Show each line from the listing that includes the word "Authentication".

╔══

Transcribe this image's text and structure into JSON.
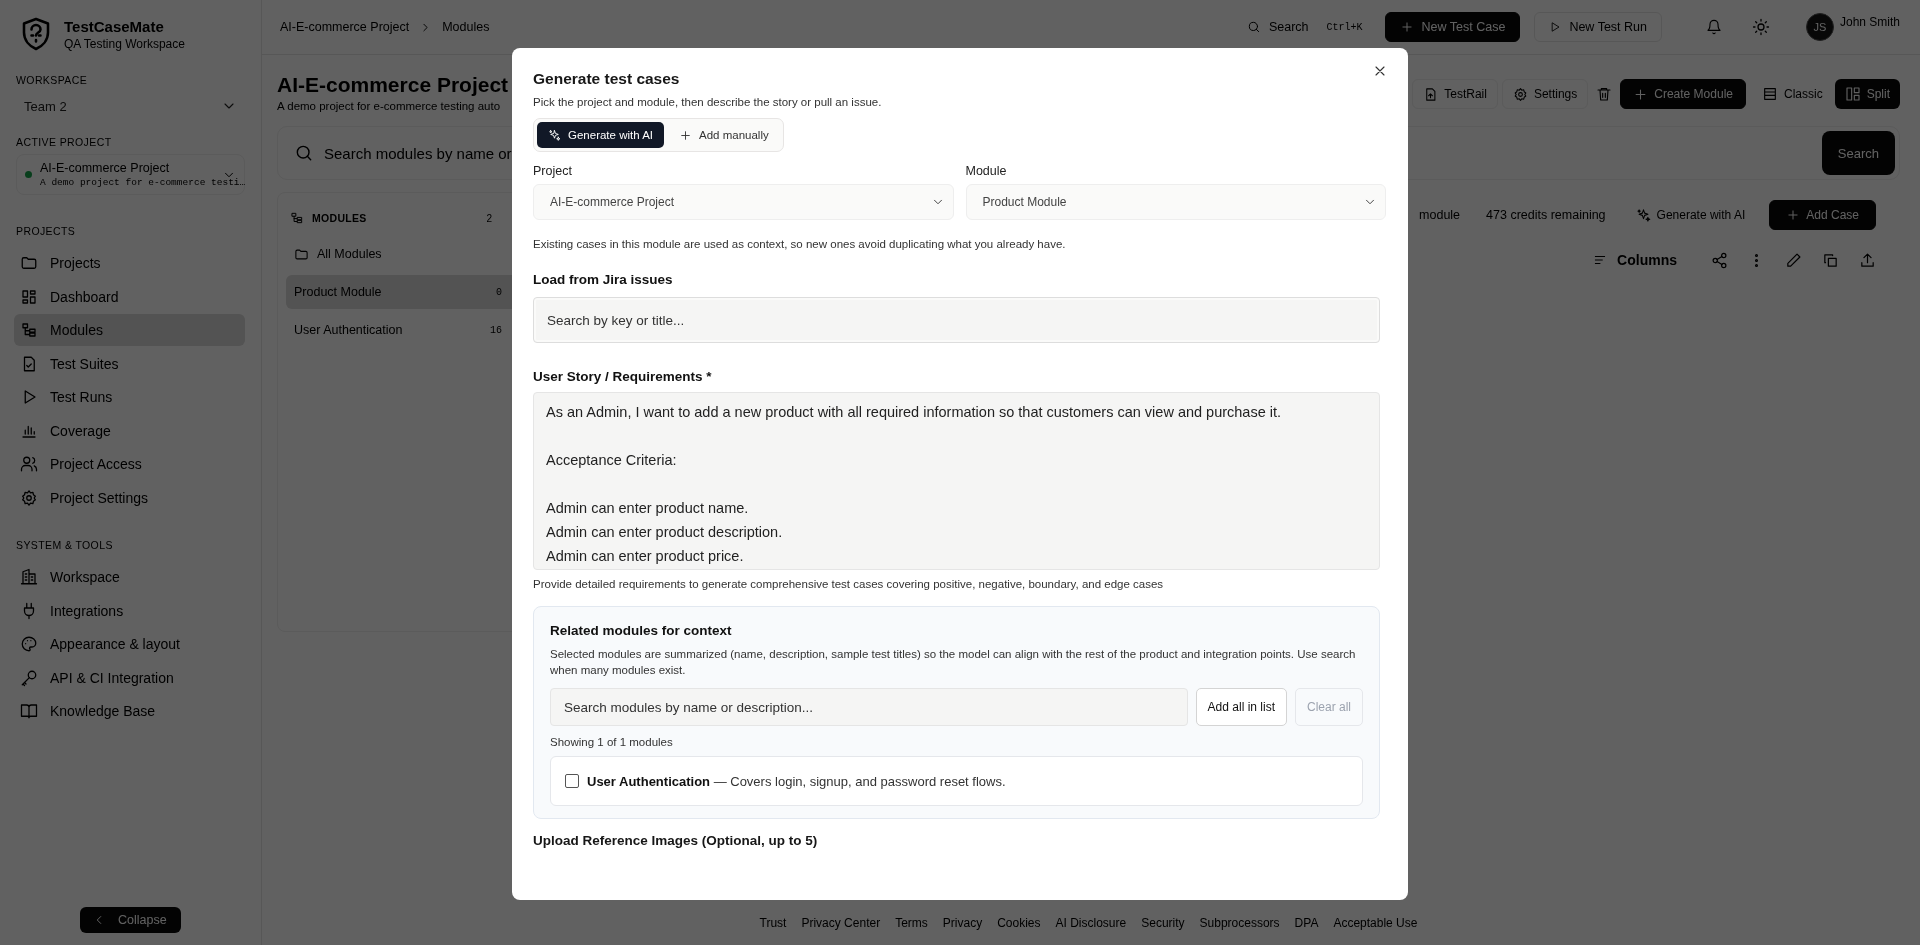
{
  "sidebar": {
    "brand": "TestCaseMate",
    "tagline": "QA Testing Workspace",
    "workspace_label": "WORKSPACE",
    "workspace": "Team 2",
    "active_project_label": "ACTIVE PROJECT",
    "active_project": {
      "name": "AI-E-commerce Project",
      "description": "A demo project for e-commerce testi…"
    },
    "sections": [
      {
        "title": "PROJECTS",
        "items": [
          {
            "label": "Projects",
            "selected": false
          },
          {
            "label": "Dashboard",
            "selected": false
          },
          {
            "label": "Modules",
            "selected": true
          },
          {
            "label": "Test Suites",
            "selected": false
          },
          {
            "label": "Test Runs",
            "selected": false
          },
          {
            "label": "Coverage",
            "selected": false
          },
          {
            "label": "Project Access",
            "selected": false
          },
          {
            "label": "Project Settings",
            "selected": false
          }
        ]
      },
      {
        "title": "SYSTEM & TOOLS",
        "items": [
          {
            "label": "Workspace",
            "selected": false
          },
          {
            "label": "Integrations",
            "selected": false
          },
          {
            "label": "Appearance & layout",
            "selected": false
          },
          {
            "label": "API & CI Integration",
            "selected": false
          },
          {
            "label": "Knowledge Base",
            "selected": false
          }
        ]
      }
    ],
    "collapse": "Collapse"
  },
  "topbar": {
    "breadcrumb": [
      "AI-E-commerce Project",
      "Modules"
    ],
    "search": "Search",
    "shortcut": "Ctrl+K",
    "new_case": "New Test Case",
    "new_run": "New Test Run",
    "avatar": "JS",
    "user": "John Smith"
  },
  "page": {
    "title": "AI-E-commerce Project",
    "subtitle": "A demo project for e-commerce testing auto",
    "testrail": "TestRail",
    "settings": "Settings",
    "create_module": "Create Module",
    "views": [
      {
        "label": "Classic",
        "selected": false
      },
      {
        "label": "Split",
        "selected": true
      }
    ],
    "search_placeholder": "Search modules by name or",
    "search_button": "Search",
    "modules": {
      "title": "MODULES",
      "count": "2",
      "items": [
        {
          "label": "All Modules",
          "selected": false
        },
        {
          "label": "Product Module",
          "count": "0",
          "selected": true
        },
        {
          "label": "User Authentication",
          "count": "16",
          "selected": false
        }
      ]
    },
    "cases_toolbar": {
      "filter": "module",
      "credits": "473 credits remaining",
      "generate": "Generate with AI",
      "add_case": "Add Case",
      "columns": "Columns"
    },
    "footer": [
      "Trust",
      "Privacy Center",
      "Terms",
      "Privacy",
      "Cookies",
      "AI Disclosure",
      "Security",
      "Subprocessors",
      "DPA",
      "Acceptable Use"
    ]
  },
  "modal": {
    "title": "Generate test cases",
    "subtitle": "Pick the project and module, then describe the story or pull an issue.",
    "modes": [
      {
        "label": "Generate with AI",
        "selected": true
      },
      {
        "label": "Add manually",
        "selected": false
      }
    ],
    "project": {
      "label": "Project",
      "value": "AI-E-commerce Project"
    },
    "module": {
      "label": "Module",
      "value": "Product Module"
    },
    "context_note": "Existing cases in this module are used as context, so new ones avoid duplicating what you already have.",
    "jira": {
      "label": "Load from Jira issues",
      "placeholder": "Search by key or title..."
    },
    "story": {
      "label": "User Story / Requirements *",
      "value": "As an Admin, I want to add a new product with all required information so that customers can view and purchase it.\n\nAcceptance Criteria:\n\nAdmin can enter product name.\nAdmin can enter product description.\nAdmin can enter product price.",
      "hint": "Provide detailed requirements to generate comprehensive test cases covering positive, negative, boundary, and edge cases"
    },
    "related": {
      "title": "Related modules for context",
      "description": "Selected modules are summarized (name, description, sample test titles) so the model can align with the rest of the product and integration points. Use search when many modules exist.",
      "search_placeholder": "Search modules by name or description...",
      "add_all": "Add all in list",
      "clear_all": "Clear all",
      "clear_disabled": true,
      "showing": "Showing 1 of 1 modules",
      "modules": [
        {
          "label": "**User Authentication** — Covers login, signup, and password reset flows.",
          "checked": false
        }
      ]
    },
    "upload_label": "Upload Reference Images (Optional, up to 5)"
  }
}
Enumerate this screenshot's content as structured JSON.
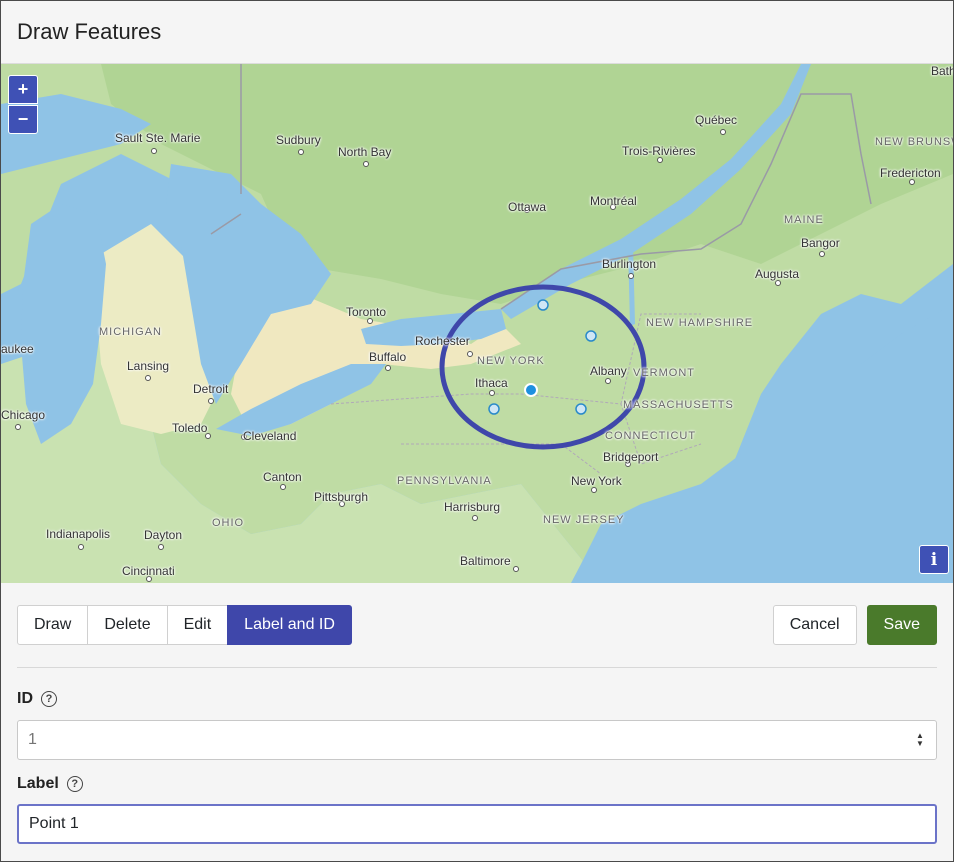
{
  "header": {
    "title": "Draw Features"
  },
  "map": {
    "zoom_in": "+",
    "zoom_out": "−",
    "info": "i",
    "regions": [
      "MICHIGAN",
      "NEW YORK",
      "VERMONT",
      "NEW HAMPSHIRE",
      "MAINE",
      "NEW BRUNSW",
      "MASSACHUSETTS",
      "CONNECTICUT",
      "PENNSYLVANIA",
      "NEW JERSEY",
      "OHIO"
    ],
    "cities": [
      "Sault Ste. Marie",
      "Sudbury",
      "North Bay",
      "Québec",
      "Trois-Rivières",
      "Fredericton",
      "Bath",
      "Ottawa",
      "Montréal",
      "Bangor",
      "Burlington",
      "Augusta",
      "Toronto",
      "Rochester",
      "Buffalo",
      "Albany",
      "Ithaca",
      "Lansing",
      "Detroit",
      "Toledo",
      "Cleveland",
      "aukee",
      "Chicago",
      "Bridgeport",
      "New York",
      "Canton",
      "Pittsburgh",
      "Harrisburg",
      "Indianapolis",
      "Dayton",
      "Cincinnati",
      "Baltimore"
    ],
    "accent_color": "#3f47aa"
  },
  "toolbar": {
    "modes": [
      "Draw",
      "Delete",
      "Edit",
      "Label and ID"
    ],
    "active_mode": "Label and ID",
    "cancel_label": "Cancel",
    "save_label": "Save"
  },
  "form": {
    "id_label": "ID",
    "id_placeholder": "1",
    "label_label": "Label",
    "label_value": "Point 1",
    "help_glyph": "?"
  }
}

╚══

* **YOUR RESPONSE**:
          "label": "User Authentication",
          "label": "**User Authentication** — Covers login, signup, and password reset flows.",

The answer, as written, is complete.